Jeremy Hamilton-Arnold, a master’s student in religion and the visual arts and material culture, spoke of watching people who came to visit the art Gallery at Yale where he worked. Religious and non-religious groups alike “venerate their favorite artists and works. They uplift the art museum space as “sacred,” comporting themselves with religious-like postures. They hush and clasp their hands before dimly lit images. The works seem to elicit awe and reverence.”
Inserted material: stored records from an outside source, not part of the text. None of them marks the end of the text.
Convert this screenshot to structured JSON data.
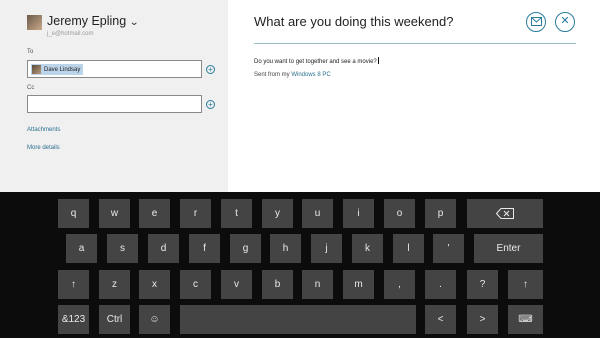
{
  "account": {
    "name": "Jeremy Epling",
    "email": "j_e@hotmail.com"
  },
  "compose": {
    "to_label": "To",
    "to_recipient": "Dave Lindsay",
    "cc_label": "Cc",
    "attachments_label": "Attachments",
    "more_details_label": "More details",
    "subject": "What are you doing this weekend?",
    "body": "Do you want to get together and see a movie?",
    "signature_prefix": "Sent from my ",
    "signature_link": "Windows 8 PC"
  },
  "icons": {
    "send": "send-icon",
    "close": "close-icon",
    "add": "plus-icon"
  },
  "colors": {
    "accent": "#2a7c9c",
    "left_pane_bg": "#f0f0f0",
    "keyboard_bg": "#0c0c0c",
    "key_bg": "#444444"
  },
  "keyboard": {
    "rows": [
      [
        "q",
        "w",
        "e",
        "r",
        "t",
        "y",
        "u",
        "i",
        "o",
        "p",
        "⌫"
      ],
      [
        "a",
        "s",
        "d",
        "f",
        "g",
        "h",
        "j",
        "k",
        "l",
        "'",
        "Enter"
      ],
      [
        "↑",
        "z",
        "x",
        "c",
        "v",
        "b",
        "n",
        "m",
        ",",
        ".",
        "?",
        "↑"
      ],
      [
        "&123",
        "Ctrl",
        "☺",
        "",
        "<",
        ">",
        "⌨"
      ]
    ]
  }
}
And Meredith Jane Day, a Master’s of Divinity student and a member of the Yale Institute of Sacred Music related a story of preparing for Advent that year. She and a small group of 20 people all gathered for eight hours in a library in New York City to spend time in silence, wonder and discussion about the season. To facilitate the day, the group was shown photos of famous paintings from the Metropolitan Museum of Art. Meredith commented that, “The room was full of brilliant seminarians, clergy, and academics, but it was the art that gave us something we could not have offered on our own. It provided a spiritual avenue for confronting our humanity, at the same time assuring us of a mysterious glory within.”
To bring us full circle and answer some of the questions we started with…
Clearly, yes, art can be a way to experience the Divine. It can provide the potential for epiphanies … unexpected, potent moments where the Spirit breaks in. Art can facilitate a deeper listening and attention to God, but also to one another, and oneself. Art draws us into a space of reverence, awe and a sense of the holy. And, art helps us to delve into aspects of our shared humanity, while drawing us deeper into the ineffable presence of God within.
Church and life without the arts would be significantly lessened, and our ways to the Divine curtailed, were we to omit art as too secular, or too sensuous, or too frivolous.
Perhaps in the strictest sense, art in the life of faith is a luxury (certainly we can exist without it… unlike food, water and shelter). But who would want to? Truly we are so blessed by the artists in our midst – the painters, writers, sculptors, dancers, photographers, and so many others – how can their gifts not be of God? So, if the gift of art, done with heart, is a gift of the soul and a gift of the Divine, if it helps us transcend this plane of existence and experience Something More, then perhaps, by design, it is necessary.